China’s investment in Africa will create an infrastructure for African culture and innovation to accelerate. Chinese investments and contracts in sub-Saharan Africa total $299 billion from 2005 to 2018, according to the China Investment Global Tracker, and in 2018, Chinese president Xi Jinping vowed to invest a further $60 billion into African nations. If the continent can successfully navigate the issues raised by Chinese neo-colonial ambitions—such as the fear of “debt trap” diplomacy, with $130 billion in loans from China to African nations since 2000—they will be able to ascend from this trajectory into global power.

In this new age of unparalleled prosperity and influence, AI will wake up to its African soul. The musician Brian Eno once said that the problem with computers is that there is “not enough Africa” in them; computing needs to involve more of our bodies and more embodied rhythms, just as African music requires of its players. We will know that AI is working for humanity when it becomes more African.

African innovators are moving fast to make this a reality. Kwabena Boahen, a computer researcher and the director of the Brains in Silicon group at Stanford, is using neuromorphic engineering to create artificial retinas that give the blind the gift of sight. Oshiorenoya Agabi, a theoretical physicist based in Nigeria, just created Koniku Kore, a modem-sized gadget that utilizes neurons from mice to detect explosives and sense diseased cells. And Kamau Gachigi of Kenya created Gearbox, a hardware accelerator set up to empower African inventors to rapidly prototype their inventions.

As a forecaster and afrofuturist who imagines alternative futures from a black diaspora perspective, I think about long-term signals that will shape the next 10 to 100 years. I believe there are four major factors that will allow African nations to reveal the full power and reach of what my daughter calls our “cultural vibranium,” that fictional meteorite resource that advances the technology of Wakanda in the film Black Panther. Only this vibranium already exists as a state of mind within the African soul.

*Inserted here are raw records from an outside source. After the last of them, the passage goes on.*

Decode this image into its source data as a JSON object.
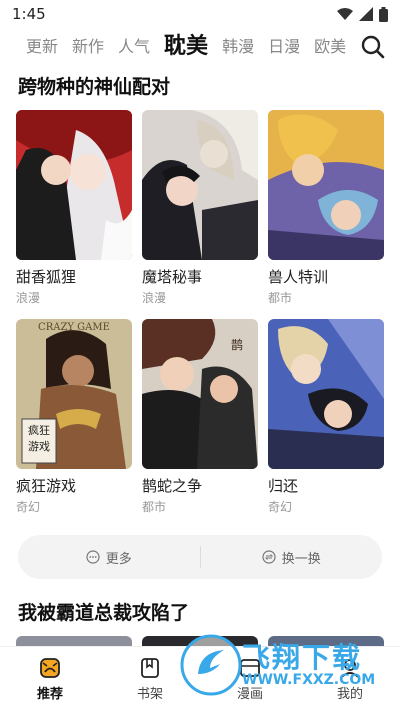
{
  "status": {
    "time": "1:45"
  },
  "tabs": [
    {
      "label": "更新"
    },
    {
      "label": "新作"
    },
    {
      "label": "人气"
    },
    {
      "label": "耽美",
      "active": true
    },
    {
      "label": "韩漫"
    },
    {
      "label": "日漫"
    },
    {
      "label": "欧美"
    }
  ],
  "section1": {
    "title": "跨物种的神仙配对",
    "items": [
      {
        "title": "甜香狐狸",
        "tag": "浪漫",
        "cover_text": ""
      },
      {
        "title": "魔塔秘事",
        "tag": "浪漫",
        "cover_text": ""
      },
      {
        "title": "兽人特训",
        "tag": "都市",
        "cover_text": ""
      },
      {
        "title": "疯狂游戏",
        "tag": "奇幻",
        "cover_text": "CRAZY GAME",
        "cover_text2": "疯狂游戏"
      },
      {
        "title": "鹊蛇之争",
        "tag": "都市",
        "cover_text": ""
      },
      {
        "title": "归还",
        "tag": "奇幻",
        "cover_text": ""
      }
    ]
  },
  "actions": {
    "more": "更多",
    "refresh": "换一换"
  },
  "section2": {
    "title": "我被霸道总裁攻陷了"
  },
  "nav": [
    {
      "label": "推荐",
      "active": true
    },
    {
      "label": "书架"
    },
    {
      "label": "漫画"
    },
    {
      "label": "我的"
    }
  ],
  "watermark": {
    "text": "飞翔下载",
    "url": "WWW.FXXZ.COM"
  },
  "colors": {
    "accent": "#111111",
    "muted": "#999999",
    "pill_bg": "#f3f3f3",
    "watermark": "#39a8e8"
  }
}
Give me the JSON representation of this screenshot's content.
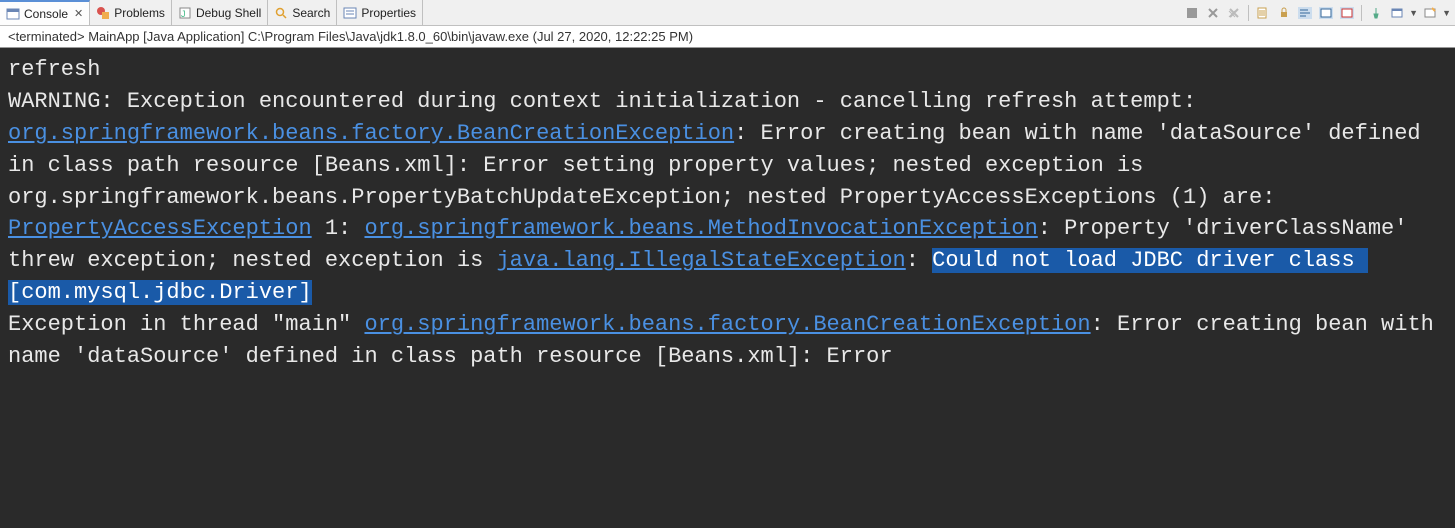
{
  "tabs": [
    {
      "label": "Console",
      "active": true,
      "icon": "console-icon",
      "closable": true
    },
    {
      "label": "Problems",
      "active": false,
      "icon": "problems-icon",
      "closable": false
    },
    {
      "label": "Debug Shell",
      "active": false,
      "icon": "debug-shell-icon",
      "closable": false
    },
    {
      "label": "Search",
      "active": false,
      "icon": "search-icon",
      "closable": false
    },
    {
      "label": "Properties",
      "active": false,
      "icon": "properties-icon",
      "closable": false
    }
  ],
  "status_line": "<terminated> MainApp [Java Application] C:\\Program Files\\Java\\jdk1.8.0_60\\bin\\javaw.exe (Jul 27, 2020, 12:22:25 PM)",
  "console": {
    "line1": "refresh",
    "warn_prefix": "WARNING: Exception encountered during context initialization - cancelling refresh attempt: ",
    "link1": "org.springframework.beans.factory.BeanCreationException",
    "after_link1": ": Error creating bean with name 'dataSource' defined in class path resource [Beans.xml]: Error setting property values; nested exception is org.springframework.beans.PropertyBatchUpdateException; nested PropertyAccessExceptions (1) are:",
    "newline_link2": "PropertyAccessException",
    "after_link2a": " 1: ",
    "link3": "org.springframework.beans.MethodInvocationException",
    "after_link3": ": Property 'driverClassName' threw exception; nested exception is ",
    "link4": "java.lang.IllegalStateException",
    "after_link4": ": ",
    "highlight": "Could not load JDBC driver class [com.mysql.jdbc.Driver]",
    "line_ex_prefix": "Exception in thread \"main\" ",
    "link5": "org.springframework.beans.factory.BeanCreationException",
    "after_link5": ": Error creating bean with name 'dataSource' defined in class path resource [Beans.xml]: Error"
  }
}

Leapfrogging: The first signal is technological leapfrogging, which is when developing nations accelerate innovation by skipping over older, less efficient technologies, moving directly to more advanced ones. For African nations, this exists through a variety of pathways. These include cryptocurrencies, sharing economies, and blockchain’s smart contracts. In the near future, African nations and peoples will be able to leverage and scale their own discoveries as technology infrastructure becomes cheaper, rather than racing for innovation in the first place.

Demographics: A second powerful signal is reflected in the demographics of African nations. Their growing populations along with their immense geographic size will command our attention in positive, sustainable pathways well into the 22nd century. The population of the African continent will double to 4.2 billion by 2100, ensuring that soon two out of every five people on Earth will be African. (If you juxtapose the maps of the US, China, and Europe over Africa, you still only cover about three fourths of the continent.)

Culture: A third pathway derives from the second: the global dissemination of African culture. As Africans become more upwardly mobile and move out of the continent and across the world, it will place the full breadth of African culture on display. (This African diaspora will also send back a net inflow of money to enrich their urban and rural economies: African migrants sent back a record-breaking $37.8 billion in cash to sub-Saharan Africa in 2017, and this amount will likely reach a high of $39.6 billion in 2019.)

Africa and its diverse nations reflect our core ancestral cradle with their strengths in fashion, design, and the potential for plant-based medicines. The continent’s capacity to advance its urban middle class while retaining its culturally rich, dizzying variety of cultures provides Africa’s real power.

Adaptability: The final signal reflects the African continent’s ability to see beyond strict categories. We are rediscovering more wisdom in African world views such as the concept of ntu, which views everything as networked and interdependent. This African-centric perspective innately sees the interconnectedness of all things and the world as more fluid than binary categories. Many African cultures also have long-held and holistic approaches, such as the spirituality and non-gendered traditions of the Yoruba, Zulu, and Igbo religions.

These cultural beliefs have allowed African people globally to imagine and adapt. Africa’s net regional exports will likewise reflect a mindset that can address climate change and think in nonlinear, out-of-the-box approaches. As Wanuri Kahiu, Kenya’s premiere science-fiction author, has said, “Africa and science have never been separate.”

As Italy led the European renaissance, it is for these reasons that Africa will lead the next. This mindset is its real vibranium, and will allow the continent to shape the 22nd century as an African one.

Correction: This article incorrectly stated that Sierra Leone used blockchain in their elections last year.